Task:
Show each line from the listing that includes the word "computingforgeeks".

Task data:
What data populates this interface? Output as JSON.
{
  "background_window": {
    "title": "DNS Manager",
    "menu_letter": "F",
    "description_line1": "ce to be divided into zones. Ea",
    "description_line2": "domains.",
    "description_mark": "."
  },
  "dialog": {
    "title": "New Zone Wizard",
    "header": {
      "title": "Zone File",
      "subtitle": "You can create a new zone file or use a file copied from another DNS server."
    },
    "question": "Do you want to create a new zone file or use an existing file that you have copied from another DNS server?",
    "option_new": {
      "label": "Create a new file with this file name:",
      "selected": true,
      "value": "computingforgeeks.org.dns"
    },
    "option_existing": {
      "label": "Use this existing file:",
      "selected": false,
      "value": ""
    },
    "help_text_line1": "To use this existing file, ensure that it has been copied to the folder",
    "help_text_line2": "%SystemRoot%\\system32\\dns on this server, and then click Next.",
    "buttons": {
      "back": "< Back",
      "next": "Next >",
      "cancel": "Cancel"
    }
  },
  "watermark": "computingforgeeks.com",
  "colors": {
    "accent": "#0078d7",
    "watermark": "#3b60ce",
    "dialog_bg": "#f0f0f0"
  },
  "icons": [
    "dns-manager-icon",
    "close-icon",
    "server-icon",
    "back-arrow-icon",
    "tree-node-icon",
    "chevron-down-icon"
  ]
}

Response for this exercise:
      "value": "computingforgeeks.org.dns"
  "watermark": "computingforgeeks.com",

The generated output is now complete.